====== Records to process

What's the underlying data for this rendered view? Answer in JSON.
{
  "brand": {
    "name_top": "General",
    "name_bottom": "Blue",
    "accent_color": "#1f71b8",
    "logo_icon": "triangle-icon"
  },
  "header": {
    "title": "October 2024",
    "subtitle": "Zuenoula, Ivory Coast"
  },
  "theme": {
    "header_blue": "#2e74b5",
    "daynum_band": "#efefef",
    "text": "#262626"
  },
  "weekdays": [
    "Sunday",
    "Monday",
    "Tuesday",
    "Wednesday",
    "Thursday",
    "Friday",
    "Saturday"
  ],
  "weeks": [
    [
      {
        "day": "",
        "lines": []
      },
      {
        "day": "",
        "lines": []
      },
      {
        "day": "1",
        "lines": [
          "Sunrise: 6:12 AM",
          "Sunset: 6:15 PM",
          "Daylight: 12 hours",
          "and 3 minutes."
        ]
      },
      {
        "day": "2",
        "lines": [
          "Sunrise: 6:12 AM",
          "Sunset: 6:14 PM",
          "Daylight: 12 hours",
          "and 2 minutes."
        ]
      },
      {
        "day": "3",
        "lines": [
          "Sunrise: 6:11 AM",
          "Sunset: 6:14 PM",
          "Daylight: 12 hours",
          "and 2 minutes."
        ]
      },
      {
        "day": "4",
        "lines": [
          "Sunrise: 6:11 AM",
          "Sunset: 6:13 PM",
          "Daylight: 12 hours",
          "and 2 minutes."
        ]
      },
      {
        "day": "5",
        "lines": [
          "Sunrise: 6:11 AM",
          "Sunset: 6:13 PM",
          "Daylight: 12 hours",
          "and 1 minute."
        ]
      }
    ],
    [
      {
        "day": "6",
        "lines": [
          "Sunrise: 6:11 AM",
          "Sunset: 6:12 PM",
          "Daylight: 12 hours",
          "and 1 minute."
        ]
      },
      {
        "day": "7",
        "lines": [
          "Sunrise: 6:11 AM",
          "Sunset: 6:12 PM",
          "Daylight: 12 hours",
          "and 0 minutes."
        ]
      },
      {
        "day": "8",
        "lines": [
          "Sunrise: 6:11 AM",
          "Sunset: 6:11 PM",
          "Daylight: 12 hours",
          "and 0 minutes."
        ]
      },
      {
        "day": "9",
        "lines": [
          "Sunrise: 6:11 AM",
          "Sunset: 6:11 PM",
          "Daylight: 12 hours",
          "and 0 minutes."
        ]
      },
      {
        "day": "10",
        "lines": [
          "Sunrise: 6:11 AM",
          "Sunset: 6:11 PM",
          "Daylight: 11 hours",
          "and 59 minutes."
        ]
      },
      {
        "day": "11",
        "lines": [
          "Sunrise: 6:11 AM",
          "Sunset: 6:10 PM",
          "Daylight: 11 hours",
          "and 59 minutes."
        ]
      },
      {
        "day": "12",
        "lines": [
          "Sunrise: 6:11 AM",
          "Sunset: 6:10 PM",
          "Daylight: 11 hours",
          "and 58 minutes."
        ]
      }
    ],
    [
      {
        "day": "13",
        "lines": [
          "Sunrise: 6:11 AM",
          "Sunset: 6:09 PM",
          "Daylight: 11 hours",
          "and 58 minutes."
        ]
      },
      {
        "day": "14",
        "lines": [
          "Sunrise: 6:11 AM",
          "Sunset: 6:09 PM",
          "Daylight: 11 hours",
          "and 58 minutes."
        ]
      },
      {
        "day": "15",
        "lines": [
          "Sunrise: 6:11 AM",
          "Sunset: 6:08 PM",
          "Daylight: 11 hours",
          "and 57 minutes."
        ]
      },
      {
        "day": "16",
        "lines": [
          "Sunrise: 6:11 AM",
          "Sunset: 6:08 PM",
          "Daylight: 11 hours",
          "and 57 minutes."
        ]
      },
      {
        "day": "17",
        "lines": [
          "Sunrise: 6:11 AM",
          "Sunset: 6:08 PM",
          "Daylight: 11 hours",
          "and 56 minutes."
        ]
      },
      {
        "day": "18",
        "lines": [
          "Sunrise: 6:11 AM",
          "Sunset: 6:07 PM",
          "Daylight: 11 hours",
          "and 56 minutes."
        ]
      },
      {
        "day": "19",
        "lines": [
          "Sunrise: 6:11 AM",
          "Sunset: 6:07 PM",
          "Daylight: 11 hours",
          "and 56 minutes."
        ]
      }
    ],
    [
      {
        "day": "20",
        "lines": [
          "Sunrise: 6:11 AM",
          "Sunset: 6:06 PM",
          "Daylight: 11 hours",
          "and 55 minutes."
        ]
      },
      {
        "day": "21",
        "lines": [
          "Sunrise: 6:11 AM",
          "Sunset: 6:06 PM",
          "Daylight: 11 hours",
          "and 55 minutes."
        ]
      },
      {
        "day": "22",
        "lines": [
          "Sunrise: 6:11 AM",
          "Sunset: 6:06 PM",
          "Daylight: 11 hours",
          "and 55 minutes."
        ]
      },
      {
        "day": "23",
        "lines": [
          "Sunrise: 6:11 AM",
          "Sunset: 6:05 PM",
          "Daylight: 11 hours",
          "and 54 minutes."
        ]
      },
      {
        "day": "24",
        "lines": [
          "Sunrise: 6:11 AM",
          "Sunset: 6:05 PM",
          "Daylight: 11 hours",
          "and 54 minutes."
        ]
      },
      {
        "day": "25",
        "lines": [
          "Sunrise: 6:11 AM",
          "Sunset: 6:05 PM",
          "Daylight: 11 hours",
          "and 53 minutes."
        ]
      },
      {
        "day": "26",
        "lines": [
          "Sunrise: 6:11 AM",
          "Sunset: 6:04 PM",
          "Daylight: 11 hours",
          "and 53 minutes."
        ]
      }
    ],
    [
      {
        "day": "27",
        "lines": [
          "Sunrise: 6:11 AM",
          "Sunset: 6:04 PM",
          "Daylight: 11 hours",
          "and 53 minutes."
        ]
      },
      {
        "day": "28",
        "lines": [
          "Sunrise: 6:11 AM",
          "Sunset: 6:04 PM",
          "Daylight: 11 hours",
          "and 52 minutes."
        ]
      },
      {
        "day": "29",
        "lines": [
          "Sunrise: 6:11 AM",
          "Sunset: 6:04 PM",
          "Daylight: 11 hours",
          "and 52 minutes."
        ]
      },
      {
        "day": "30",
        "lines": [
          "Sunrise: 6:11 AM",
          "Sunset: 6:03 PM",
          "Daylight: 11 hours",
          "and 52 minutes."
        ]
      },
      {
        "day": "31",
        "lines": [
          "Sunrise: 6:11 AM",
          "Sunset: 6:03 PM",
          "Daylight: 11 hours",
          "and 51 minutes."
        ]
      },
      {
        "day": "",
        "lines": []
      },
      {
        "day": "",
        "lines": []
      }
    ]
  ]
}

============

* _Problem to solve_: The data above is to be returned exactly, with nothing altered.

* _Output_:
What's the underlying data for this rendered view? Answer in JSON.
{
  "brand": {
    "name_top": "General",
    "name_bottom": "Blue",
    "accent_color": "#1f71b8",
    "logo_icon": "triangle-icon"
  },
  "header": {
    "title": "October 2024",
    "subtitle": "Zuenoula, Ivory Coast"
  },
  "theme": {
    "header_blue": "#2e74b5",
    "daynum_band": "#efefef",
    "text": "#262626"
  },
  "weekdays": [
    "Sunday",
    "Monday",
    "Tuesday",
    "Wednesday",
    "Thursday",
    "Friday",
    "Saturday"
  ],
  "weeks": [
    [
      {
        "day": "",
        "lines": []
      },
      {
        "day": "",
        "lines": []
      },
      {
        "day": "1",
        "lines": [
          "Sunrise: 6:12 AM",
          "Sunset: 6:15 PM",
          "Daylight: 12 hours",
          "and 3 minutes."
        ]
      },
      {
        "day": "2",
        "lines": [
          "Sunrise: 6:12 AM",
          "Sunset: 6:14 PM",
          "Daylight: 12 hours",
          "and 2 minutes."
        ]
      },
      {
        "day": "3",
        "lines": [
          "Sunrise: 6:11 AM",
          "Sunset: 6:14 PM",
          "Daylight: 12 hours",
          "and 2 minutes."
        ]
      },
      {
        "day": "4",
        "lines": [
          "Sunrise: 6:11 AM",
          "Sunset: 6:13 PM",
          "Daylight: 12 hours",
          "and 2 minutes."
        ]
      },
      {
        "day": "5",
        "lines": [
          "Sunrise: 6:11 AM",
          "Sunset: 6:13 PM",
          "Daylight: 12 hours",
          "and 1 minute."
        ]
      }
    ],
    [
      {
        "day": "6",
        "lines": [
          "Sunrise: 6:11 AM",
          "Sunset: 6:12 PM",
          "Daylight: 12 hours",
          "and 1 minute."
        ]
      },
      {
        "day": "7",
        "lines": [
          "Sunrise: 6:11 AM",
          "Sunset: 6:12 PM",
          "Daylight: 12 hours",
          "and 0 minutes."
        ]
      },
      {
        "day": "8",
        "lines": [
          "Sunrise: 6:11 AM",
          "Sunset: 6:11 PM",
          "Daylight: 12 hours",
          "and 0 minutes."
        ]
      },
      {
        "day": "9",
        "lines": [
          "Sunrise: 6:11 AM",
          "Sunset: 6:11 PM",
          "Daylight: 12 hours",
          "and 0 minutes."
        ]
      },
      {
        "day": "10",
        "lines": [
          "Sunrise: 6:11 AM",
          "Sunset: 6:11 PM",
          "Daylight: 11 hours",
          "and 59 minutes."
        ]
      },
      {
        "day": "11",
        "lines": [
          "Sunrise: 6:11 AM",
          "Sunset: 6:10 PM",
          "Daylight: 11 hours",
          "and 59 minutes."
        ]
      },
      {
        "day": "12",
        "lines": [
          "Sunrise: 6:11 AM",
          "Sunset: 6:10 PM",
          "Daylight: 11 hours",
          "and 58 minutes."
        ]
      }
    ],
    [
      {
        "day": "13",
        "lines": [
          "Sunrise: 6:11 AM",
          "Sunset: 6:09 PM",
          "Daylight: 11 hours",
          "and 58 minutes."
        ]
      },
      {
        "day": "14",
        "lines": [
          "Sunrise: 6:11 AM",
          "Sunset: 6:09 PM",
          "Daylight: 11 hours",
          "and 58 minutes."
        ]
      },
      {
        "day": "15",
        "lines": [
          "Sunrise: 6:11 AM",
          "Sunset: 6:08 PM",
          "Daylight: 11 hours",
          "and 57 minutes."
        ]
      },
      {
        "day": "16",
        "lines": [
          "Sunrise: 6:11 AM",
          "Sunset: 6:08 PM",
          "Daylight: 11 hours",
          "and 57 minutes."
        ]
      },
      {
        "day": "17",
        "lines": [
          "Sunrise: 6:11 AM",
          "Sunset: 6:08 PM",
          "Daylight: 11 hours",
          "and 56 minutes."
        ]
      },
      {
        "day": "18",
        "lines": [
          "Sunrise: 6:11 AM",
          "Sunset: 6:07 PM",
          "Daylight: 11 hours",
          "and 56 minutes."
        ]
      },
      {
        "day": "19",
        "lines": [
          "Sunrise: 6:11 AM",
          "Sunset: 6:07 PM",
          "Daylight: 11 hours",
          "and 56 minutes."
        ]
      }
    ],
    [
      {
        "day": "20",
        "lines": [
          "Sunrise: 6:11 AM",
          "Sunset: 6:06 PM",
          "Daylight: 11 hours",
          "and 55 minutes."
        ]
      },
      {
        "day": "21",
        "lines": [
          "Sunrise: 6:11 AM",
          "Sunset: 6:06 PM",
          "Daylight: 11 hours",
          "and 55 minutes."
        ]
      },
      {
        "day": "22",
        "lines": [
          "Sunrise: 6:11 AM",
          "Sunset: 6:06 PM",
          "Daylight: 11 hours",
          "and 55 minutes."
        ]
      },
      {
        "day": "23",
        "lines": [
          "Sunrise: 6:11 AM",
          "Sunset: 6:05 PM",
          "Daylight: 11 hours",
          "and 54 minutes."
        ]
      },
      {
        "day": "24",
        "lines": [
          "Sunrise: 6:11 AM",
          "Sunset: 6:05 PM",
          "Daylight: 11 hours",
          "and 54 minutes."
        ]
      },
      {
        "day": "25",
        "lines": [
          "Sunrise: 6:11 AM",
          "Sunset: 6:05 PM",
          "Daylight: 11 hours",
          "and 53 minutes."
        ]
      },
      {
        "day": "26",
        "lines": [
          "Sunrise: 6:11 AM",
          "Sunset: 6:04 PM",
          "Daylight: 11 hours",
          "and 53 minutes."
        ]
      }
    ],
    [
      {
        "day": "27",
        "lines": [
          "Sunrise: 6:11 AM",
          "Sunset: 6:04 PM",
          "Daylight: 11 hours",
          "and 53 minutes."
        ]
      },
      {
        "day": "28",
        "lines": [
          "Sunrise: 6:11 AM",
          "Sunset: 6:04 PM",
          "Daylight: 11 hours",
          "and 52 minutes."
        ]
      },
      {
        "day": "29",
        "lines": [
          "Sunrise: 6:11 AM",
          "Sunset: 6:04 PM",
          "Daylight: 11 hours",
          "and 52 minutes."
        ]
      },
      {
        "day": "30",
        "lines": [
          "Sunrise: 6:11 AM",
          "Sunset: 6:03 PM",
          "Daylight: 11 hours",
          "and 52 minutes."
        ]
      },
      {
        "day": "31",
        "lines": [
          "Sunrise: 6:11 AM",
          "Sunset: 6:03 PM",
          "Daylight: 11 hours",
          "and 51 minutes."
        ]
      },
      {
        "day": "",
        "lines": []
      },
      {
        "day": "",
        "lines": []
      }
    ]
  ]
}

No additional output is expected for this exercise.